**App and web page records:**
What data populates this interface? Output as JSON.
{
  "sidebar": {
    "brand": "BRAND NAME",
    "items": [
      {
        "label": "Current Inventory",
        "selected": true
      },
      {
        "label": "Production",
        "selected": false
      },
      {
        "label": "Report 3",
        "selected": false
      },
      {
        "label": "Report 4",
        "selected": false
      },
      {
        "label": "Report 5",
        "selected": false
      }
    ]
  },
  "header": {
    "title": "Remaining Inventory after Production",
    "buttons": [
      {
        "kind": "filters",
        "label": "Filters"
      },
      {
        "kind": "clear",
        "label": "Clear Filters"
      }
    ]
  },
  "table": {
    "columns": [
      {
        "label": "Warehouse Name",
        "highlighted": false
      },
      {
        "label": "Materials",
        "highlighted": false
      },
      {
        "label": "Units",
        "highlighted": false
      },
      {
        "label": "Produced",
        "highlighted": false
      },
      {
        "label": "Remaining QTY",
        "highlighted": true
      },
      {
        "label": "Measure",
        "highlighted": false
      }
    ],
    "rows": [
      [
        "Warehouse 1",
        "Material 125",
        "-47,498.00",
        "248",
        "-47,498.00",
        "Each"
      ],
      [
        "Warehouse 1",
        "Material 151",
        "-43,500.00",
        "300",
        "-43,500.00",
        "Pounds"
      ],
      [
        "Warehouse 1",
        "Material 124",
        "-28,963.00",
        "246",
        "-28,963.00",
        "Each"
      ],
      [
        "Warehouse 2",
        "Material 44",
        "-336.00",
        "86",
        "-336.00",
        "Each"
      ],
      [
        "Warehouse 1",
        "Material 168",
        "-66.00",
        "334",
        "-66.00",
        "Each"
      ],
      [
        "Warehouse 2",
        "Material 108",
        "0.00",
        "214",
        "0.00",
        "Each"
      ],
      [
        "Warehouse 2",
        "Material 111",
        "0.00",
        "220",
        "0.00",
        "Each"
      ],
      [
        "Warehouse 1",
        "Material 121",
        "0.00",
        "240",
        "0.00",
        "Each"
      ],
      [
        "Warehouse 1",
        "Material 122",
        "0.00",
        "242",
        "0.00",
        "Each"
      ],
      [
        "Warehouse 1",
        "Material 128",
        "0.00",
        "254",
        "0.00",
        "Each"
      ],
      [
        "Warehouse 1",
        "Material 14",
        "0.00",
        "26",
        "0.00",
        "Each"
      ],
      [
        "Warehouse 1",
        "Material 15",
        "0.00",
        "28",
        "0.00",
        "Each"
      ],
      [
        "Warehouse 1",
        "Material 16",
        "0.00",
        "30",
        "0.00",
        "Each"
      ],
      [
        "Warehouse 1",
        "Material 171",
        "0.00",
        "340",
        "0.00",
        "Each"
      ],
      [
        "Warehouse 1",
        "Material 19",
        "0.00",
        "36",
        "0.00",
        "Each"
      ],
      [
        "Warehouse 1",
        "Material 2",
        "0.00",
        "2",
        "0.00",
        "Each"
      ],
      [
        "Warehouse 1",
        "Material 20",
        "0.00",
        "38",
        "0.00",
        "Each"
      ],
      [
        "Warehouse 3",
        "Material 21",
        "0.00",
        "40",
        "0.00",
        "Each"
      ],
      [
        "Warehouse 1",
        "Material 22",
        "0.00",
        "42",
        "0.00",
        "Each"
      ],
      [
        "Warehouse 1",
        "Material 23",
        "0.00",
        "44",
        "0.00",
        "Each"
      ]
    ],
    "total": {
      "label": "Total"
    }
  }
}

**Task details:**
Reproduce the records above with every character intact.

**Answer space:**
What data populates this interface? Output as JSON.
{
  "sidebar": {
    "brand": "BRAND NAME",
    "items": [
      {
        "label": "Current Inventory",
        "selected": true
      },
      {
        "label": "Production",
        "selected": false
      },
      {
        "label": "Report 3",
        "selected": false
      },
      {
        "label": "Report 4",
        "selected": false
      },
      {
        "label": "Report 5",
        "selected": false
      }
    ]
  },
  "header": {
    "title": "Remaining Inventory after Production",
    "buttons": [
      {
        "kind": "filters",
        "label": "Filters"
      },
      {
        "kind": "clear",
        "label": "Clear Filters"
      }
    ]
  },
  "table": {
    "columns": [
      {
        "label": "Warehouse Name",
        "highlighted": false
      },
      {
        "label": "Materials",
        "highlighted": false
      },
      {
        "label": "Units",
        "highlighted": false
      },
      {
        "label": "Produced",
        "highlighted": false
      },
      {
        "label": "Remaining QTY",
        "highlighted": true
      },
      {
        "label": "Measure",
        "highlighted": false
      }
    ],
    "rows": [
      [
        "Warehouse 1",
        "Material 125",
        "-47,498.00",
        "248",
        "-47,498.00",
        "Each"
      ],
      [
        "Warehouse 1",
        "Material 151",
        "-43,500.00",
        "300",
        "-43,500.00",
        "Pounds"
      ],
      [
        "Warehouse 1",
        "Material 124",
        "-28,963.00",
        "246",
        "-28,963.00",
        "Each"
      ],
      [
        "Warehouse 2",
        "Material 44",
        "-336.00",
        "86",
        "-336.00",
        "Each"
      ],
      [
        "Warehouse 1",
        "Material 168",
        "-66.00",
        "334",
        "-66.00",
        "Each"
      ],
      [
        "Warehouse 2",
        "Material 108",
        "0.00",
        "214",
        "0.00",
        "Each"
      ],
      [
        "Warehouse 2",
        "Material 111",
        "0.00",
        "220",
        "0.00",
        "Each"
      ],
      [
        "Warehouse 1",
        "Material 121",
        "0.00",
        "240",
        "0.00",
        "Each"
      ],
      [
        "Warehouse 1",
        "Material 122",
        "0.00",
        "242",
        "0.00",
        "Each"
      ],
      [
        "Warehouse 1",
        "Material 128",
        "0.00",
        "254",
        "0.00",
        "Each"
      ],
      [
        "Warehouse 1",
        "Material 14",
        "0.00",
        "26",
        "0.00",
        "Each"
      ],
      [
        "Warehouse 1",
        "Material 15",
        "0.00",
        "28",
        "0.00",
        "Each"
      ],
      [
        "Warehouse 1",
        "Material 16",
        "0.00",
        "30",
        "0.00",
        "Each"
      ],
      [
        "Warehouse 1",
        "Material 171",
        "0.00",
        "340",
        "0.00",
        "Each"
      ],
      [
        "Warehouse 1",
        "Material 19",
        "0.00",
        "36",
        "0.00",
        "Each"
      ],
      [
        "Warehouse 1",
        "Material 2",
        "0.00",
        "2",
        "0.00",
        "Each"
      ],
      [
        "Warehouse 1",
        "Material 20",
        "0.00",
        "38",
        "0.00",
        "Each"
      ],
      [
        "Warehouse 3",
        "Material 21",
        "0.00",
        "40",
        "0.00",
        "Each"
      ],
      [
        "Warehouse 1",
        "Material 22",
        "0.00",
        "42",
        "0.00",
        "Each"
      ],
      [
        "Warehouse 1",
        "Material 23",
        "0.00",
        "44",
        "0.00",
        "Each"
      ]
    ],
    "total": {
      "label": "Total"
    }
  }
}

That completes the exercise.